### What to do
Please give back the listing below in full. Change nothing.

:::::

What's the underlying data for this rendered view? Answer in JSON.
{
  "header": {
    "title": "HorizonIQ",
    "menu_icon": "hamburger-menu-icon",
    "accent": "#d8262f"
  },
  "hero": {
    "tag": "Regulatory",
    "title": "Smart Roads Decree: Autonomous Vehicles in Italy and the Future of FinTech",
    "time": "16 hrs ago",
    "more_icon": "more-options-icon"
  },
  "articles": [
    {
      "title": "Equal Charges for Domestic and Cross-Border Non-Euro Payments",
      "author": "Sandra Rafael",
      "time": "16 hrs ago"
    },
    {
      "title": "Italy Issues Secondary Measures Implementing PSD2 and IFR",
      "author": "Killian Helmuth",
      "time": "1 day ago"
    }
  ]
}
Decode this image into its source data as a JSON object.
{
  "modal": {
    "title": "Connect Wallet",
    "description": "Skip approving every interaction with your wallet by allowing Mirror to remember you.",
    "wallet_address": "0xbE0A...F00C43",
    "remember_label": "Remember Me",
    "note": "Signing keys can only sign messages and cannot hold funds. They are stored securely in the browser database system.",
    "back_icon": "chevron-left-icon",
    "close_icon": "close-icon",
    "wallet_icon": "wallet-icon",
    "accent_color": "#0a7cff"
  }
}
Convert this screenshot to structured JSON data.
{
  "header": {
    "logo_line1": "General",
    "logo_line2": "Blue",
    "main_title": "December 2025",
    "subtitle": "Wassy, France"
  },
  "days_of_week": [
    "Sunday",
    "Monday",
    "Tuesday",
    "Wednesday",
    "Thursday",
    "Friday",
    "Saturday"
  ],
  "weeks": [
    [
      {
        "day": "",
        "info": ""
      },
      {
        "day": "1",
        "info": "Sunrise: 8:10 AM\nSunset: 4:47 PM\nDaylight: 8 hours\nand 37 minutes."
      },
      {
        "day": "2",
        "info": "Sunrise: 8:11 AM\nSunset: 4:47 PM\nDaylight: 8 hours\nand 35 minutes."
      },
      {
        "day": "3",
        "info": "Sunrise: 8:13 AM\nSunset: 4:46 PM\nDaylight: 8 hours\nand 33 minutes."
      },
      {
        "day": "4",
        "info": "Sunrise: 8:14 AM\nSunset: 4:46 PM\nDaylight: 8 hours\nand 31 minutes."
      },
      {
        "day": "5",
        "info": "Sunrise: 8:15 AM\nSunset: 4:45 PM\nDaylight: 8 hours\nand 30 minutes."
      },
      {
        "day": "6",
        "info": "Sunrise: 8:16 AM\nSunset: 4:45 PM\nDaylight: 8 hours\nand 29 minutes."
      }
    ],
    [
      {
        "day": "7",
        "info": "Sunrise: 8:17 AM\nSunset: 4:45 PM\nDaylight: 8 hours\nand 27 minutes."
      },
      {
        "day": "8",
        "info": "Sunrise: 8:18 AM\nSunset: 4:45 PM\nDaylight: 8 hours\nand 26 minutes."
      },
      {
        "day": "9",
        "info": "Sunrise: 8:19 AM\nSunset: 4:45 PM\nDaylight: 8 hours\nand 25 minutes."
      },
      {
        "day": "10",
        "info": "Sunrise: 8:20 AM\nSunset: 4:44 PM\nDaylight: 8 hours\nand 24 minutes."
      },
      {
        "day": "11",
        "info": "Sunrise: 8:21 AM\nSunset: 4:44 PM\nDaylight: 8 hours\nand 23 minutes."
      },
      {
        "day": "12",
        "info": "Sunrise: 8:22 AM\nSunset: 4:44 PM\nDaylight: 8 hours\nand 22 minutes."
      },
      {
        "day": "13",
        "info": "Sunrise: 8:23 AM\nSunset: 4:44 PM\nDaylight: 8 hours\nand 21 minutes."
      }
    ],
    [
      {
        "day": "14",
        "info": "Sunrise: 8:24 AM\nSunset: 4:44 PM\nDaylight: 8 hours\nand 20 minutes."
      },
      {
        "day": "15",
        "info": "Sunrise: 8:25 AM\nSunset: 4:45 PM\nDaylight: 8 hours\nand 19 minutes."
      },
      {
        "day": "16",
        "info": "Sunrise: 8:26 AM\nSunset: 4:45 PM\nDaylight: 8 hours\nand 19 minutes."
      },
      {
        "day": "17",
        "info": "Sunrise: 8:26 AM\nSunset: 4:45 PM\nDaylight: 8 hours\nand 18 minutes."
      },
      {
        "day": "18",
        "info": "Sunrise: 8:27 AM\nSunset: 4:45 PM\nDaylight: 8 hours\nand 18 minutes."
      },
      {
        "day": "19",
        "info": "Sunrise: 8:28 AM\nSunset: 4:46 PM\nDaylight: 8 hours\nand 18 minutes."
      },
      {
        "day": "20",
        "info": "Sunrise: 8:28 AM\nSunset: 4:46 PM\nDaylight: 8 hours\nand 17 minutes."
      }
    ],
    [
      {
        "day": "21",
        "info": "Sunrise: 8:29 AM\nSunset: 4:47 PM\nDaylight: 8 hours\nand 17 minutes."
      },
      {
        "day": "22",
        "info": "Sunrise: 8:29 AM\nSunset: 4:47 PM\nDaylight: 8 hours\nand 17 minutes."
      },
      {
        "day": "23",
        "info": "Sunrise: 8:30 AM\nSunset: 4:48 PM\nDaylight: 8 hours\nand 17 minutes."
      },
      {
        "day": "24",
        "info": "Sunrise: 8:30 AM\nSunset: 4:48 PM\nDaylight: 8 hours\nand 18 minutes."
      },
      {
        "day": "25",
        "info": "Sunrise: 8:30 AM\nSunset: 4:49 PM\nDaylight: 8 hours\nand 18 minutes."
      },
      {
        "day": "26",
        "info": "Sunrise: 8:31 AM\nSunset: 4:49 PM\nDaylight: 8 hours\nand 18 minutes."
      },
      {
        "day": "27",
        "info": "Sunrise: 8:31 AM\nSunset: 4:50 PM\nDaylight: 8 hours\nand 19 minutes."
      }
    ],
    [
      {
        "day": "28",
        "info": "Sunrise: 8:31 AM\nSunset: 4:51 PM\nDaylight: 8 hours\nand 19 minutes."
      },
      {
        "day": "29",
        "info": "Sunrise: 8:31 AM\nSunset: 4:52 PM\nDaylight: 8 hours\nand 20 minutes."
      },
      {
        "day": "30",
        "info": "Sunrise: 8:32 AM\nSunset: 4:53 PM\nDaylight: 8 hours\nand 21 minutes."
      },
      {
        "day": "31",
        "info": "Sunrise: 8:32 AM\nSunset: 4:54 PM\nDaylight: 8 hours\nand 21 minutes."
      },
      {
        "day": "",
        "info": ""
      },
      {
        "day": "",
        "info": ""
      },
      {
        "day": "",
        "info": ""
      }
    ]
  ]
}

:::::

### Response to the exercise
What's the underlying data for this rendered view? Answer in JSON.
{
  "header": {
    "title": "HorizonIQ",
    "menu_icon": "hamburger-menu-icon",
    "accent": "#d8262f"
  },
  "hero": {
    "tag": "Regulatory",
    "title": "Smart Roads Decree: Autonomous Vehicles in Italy and the Future of FinTech",
    "time": "16 hrs ago",
    "more_icon": "more-options-icon"
  },
  "articles": [
    {
      "title": "Equal Charges for Domestic and Cross-Border Non-Euro Payments",
      "author": "Sandra Rafael",
      "time": "16 hrs ago"
    },
    {
      "title": "Italy Issues Secondary Measures Implementing PSD2 and IFR",
      "author": "Killian Helmuth",
      "time": "1 day ago"
    }
  ]
}
Decode this image into its source data as a JSON object.
{
  "modal": {
    "title": "Connect Wallet",
    "description": "Skip approving every interaction with your wallet by allowing Mirror to remember you.",
    "wallet_address": "0xbE0A...F00C43",
    "remember_label": "Remember Me",
    "note": "Signing keys can only sign messages and cannot hold funds. They are stored securely in the browser database system.",
    "back_icon": "chevron-left-icon",
    "close_icon": "close-icon",
    "wallet_icon": "wallet-icon",
    "accent_color": "#0a7cff"
  }
}
Convert this screenshot to structured JSON data.
{
  "header": {
    "logo_line1": "General",
    "logo_line2": "Blue",
    "main_title": "December 2025",
    "subtitle": "Wassy, France"
  },
  "days_of_week": [
    "Sunday",
    "Monday",
    "Tuesday",
    "Wednesday",
    "Thursday",
    "Friday",
    "Saturday"
  ],
  "weeks": [
    [
      {
        "day": "",
        "info": ""
      },
      {
        "day": "1",
        "info": "Sunrise: 8:10 AM\nSunset: 4:47 PM\nDaylight: 8 hours\nand 37 minutes."
      },
      {
        "day": "2",
        "info": "Sunrise: 8:11 AM\nSunset: 4:47 PM\nDaylight: 8 hours\nand 35 minutes."
      },
      {
        "day": "3",
        "info": "Sunrise: 8:13 AM\nSunset: 4:46 PM\nDaylight: 8 hours\nand 33 minutes."
      },
      {
        "day": "4",
        "info": "Sunrise: 8:14 AM\nSunset: 4:46 PM\nDaylight: 8 hours\nand 31 minutes."
      },
      {
        "day": "5",
        "info": "Sunrise: 8:15 AM\nSunset: 4:45 PM\nDaylight: 8 hours\nand 30 minutes."
      },
      {
        "day": "6",
        "info": "Sunrise: 8:16 AM\nSunset: 4:45 PM\nDaylight: 8 hours\nand 29 minutes."
      }
    ],
    [
      {
        "day": "7",
        "info": "Sunrise: 8:17 AM\nSunset: 4:45 PM\nDaylight: 8 hours\nand 27 minutes."
      },
      {
        "day": "8",
        "info": "Sunrise: 8:18 AM\nSunset: 4:45 PM\nDaylight: 8 hours\nand 26 minutes."
      },
      {
        "day": "9",
        "info": "Sunrise: 8:19 AM\nSunset: 4:45 PM\nDaylight: 8 hours\nand 25 minutes."
      },
      {
        "day": "10",
        "info": "Sunrise: 8:20 AM\nSunset: 4:44 PM\nDaylight: 8 hours\nand 24 minutes."
      },
      {
        "day": "11",
        "info": "Sunrise: 8:21 AM\nSunset: 4:44 PM\nDaylight: 8 hours\nand 23 minutes."
      },
      {
        "day": "12",
        "info": "Sunrise: 8:22 AM\nSunset: 4:44 PM\nDaylight: 8 hours\nand 22 minutes."
      },
      {
        "day": "13",
        "info": "Sunrise: 8:23 AM\nSunset: 4:44 PM\nDaylight: 8 hours\nand 21 minutes."
      }
    ],
    [
      {
        "day": "14",
        "info": "Sunrise: 8:24 AM\nSunset: 4:44 PM\nDaylight: 8 hours\nand 20 minutes."
      },
      {
        "day": "15",
        "info": "Sunrise: 8:25 AM\nSunset: 4:45 PM\nDaylight: 8 hours\nand 19 minutes."
      },
      {
        "day": "16",
        "info": "Sunrise: 8:26 AM\nSunset: 4:45 PM\nDaylight: 8 hours\nand 19 minutes."
      },
      {
        "day": "17",
        "info": "Sunrise: 8:26 AM\nSunset: 4:45 PM\nDaylight: 8 hours\nand 18 minutes."
      },
      {
        "day": "18",
        "info": "Sunrise: 8:27 AM\nSunset: 4:45 PM\nDaylight: 8 hours\nand 18 minutes."
      },
      {
        "day": "19",
        "info": "Sunrise: 8:28 AM\nSunset: 4:46 PM\nDaylight: 8 hours\nand 18 minutes."
      },
      {
        "day": "20",
        "info": "Sunrise: 8:28 AM\nSunset: 4:46 PM\nDaylight: 8 hours\nand 17 minutes."
      }
    ],
    [
      {
        "day": "21",
        "info": "Sunrise: 8:29 AM\nSunset: 4:47 PM\nDaylight: 8 hours\nand 17 minutes."
      },
      {
        "day": "22",
        "info": "Sunrise: 8:29 AM\nSunset: 4:47 PM\nDaylight: 8 hours\nand 17 minutes."
      },
      {
        "day": "23",
        "info": "Sunrise: 8:30 AM\nSunset: 4:48 PM\nDaylight: 8 hours\nand 17 minutes."
      },
      {
        "day": "24",
        "info": "Sunrise: 8:30 AM\nSunset: 4:48 PM\nDaylight: 8 hours\nand 18 minutes."
      },
      {
        "day": "25",
        "info": "Sunrise: 8:30 AM\nSunset: 4:49 PM\nDaylight: 8 hours\nand 18 minutes."
      },
      {
        "day": "26",
        "info": "Sunrise: 8:31 AM\nSunset: 4:49 PM\nDaylight: 8 hours\nand 18 minutes."
      },
      {
        "day": "27",
        "info": "Sunrise: 8:31 AM\nSunset: 4:50 PM\nDaylight: 8 hours\nand 19 minutes."
      }
    ],
    [
      {
        "day": "28",
        "info": "Sunrise: 8:31 AM\nSunset: 4:51 PM\nDaylight: 8 hours\nand 19 minutes."
      },
      {
        "day": "29",
        "info": "Sunrise: 8:31 AM\nSunset: 4:52 PM\nDaylight: 8 hours\nand 20 minutes."
      },
      {
        "day": "30",
        "info": "Sunrise: 8:32 AM\nSunset: 4:53 PM\nDaylight: 8 hours\nand 21 minutes."
      },
      {
        "day": "31",
        "info": "Sunrise: 8:32 AM\nSunset: 4:54 PM\nDaylight: 8 hours\nand 21 minutes."
      },
      {
        "day": "",
        "info": ""
      },
      {
        "day": "",
        "info": ""
      },
      {
        "day": "",
        "info": ""
      }
    ]
  ]
}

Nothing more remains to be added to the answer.